The late summer/fall wildfire season is in full swing in the western United States. Significant wildfires are observed each year by astronauts orbiting the Earth on the International Space Station. This astronaut photograph documents the Arnica Fire in Yellowstone National Park. The fire was started by a lightning strike near Yellowstone Lake on September 13, 2009. By the time it was detected on September 23, 2009, it covered approximately 2 hectares (4 acres). The fire was photographed by the astronauts on the following day (September 24); by then, it had grown to 101 hectares (250 acres) in size. Warm, dry and windy conditions in the area provided a favorable environment for growth of the fire, and as of October 1, 2009, the fire was estimated to be 3,764 hectares (9,300 acres) in size.

The image is highly oblique, or taken looking outwards at an angle, rather than straight down towards the Earth's surface.
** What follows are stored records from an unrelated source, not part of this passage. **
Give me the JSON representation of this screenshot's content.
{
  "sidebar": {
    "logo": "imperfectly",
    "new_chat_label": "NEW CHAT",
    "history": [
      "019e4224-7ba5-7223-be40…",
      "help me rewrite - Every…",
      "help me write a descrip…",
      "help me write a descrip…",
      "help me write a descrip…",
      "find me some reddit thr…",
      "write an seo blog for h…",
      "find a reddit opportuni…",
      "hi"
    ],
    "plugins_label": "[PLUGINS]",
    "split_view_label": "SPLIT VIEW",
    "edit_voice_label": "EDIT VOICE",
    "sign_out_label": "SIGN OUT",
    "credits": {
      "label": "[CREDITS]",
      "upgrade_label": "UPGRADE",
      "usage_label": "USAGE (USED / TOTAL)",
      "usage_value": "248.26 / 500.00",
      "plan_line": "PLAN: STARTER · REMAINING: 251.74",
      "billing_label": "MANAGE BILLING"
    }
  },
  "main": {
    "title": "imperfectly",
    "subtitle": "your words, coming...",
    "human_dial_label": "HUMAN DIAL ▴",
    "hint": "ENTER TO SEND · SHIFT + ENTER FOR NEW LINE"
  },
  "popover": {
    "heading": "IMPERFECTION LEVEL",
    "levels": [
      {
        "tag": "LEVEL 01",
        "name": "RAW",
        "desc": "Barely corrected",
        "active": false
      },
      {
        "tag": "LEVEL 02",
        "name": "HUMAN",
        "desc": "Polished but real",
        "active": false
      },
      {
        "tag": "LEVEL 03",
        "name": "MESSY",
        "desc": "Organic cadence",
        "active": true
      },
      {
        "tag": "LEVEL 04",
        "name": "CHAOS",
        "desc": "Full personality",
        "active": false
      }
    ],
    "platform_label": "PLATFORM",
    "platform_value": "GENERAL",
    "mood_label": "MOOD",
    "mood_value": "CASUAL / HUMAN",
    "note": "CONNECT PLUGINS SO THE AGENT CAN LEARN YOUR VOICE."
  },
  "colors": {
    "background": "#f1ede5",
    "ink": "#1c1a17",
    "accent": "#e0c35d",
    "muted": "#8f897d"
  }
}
The ISS was approximately above Lake Winnipeg, Manitoba, Canada--almost 1,200 kilometers (746 miles) to the northeast of the fire--when this image was taken using a long lens. Landmarks visible in the image include Yellowstone and Jackson Lakes at image center; the Teton Range is visible in the background. The reflection of the smoke plume is visible in Yellowstone Lake.

A regional view of the Arnica Fire was acquired by the Moderate Resolution Imaging Spectroradiometer (MODIS) sensor on NASA's Aqua satellite. The MODIS image shows the areal extent of the Arnica smoke plume, and the oblique astronaut photograph provides complementary information on the vertical plume structure. As the two images were taken 3 days apart, they cannot be directly paired; however, together they provide a more complete picture of smoke plume evolution than either image would separately.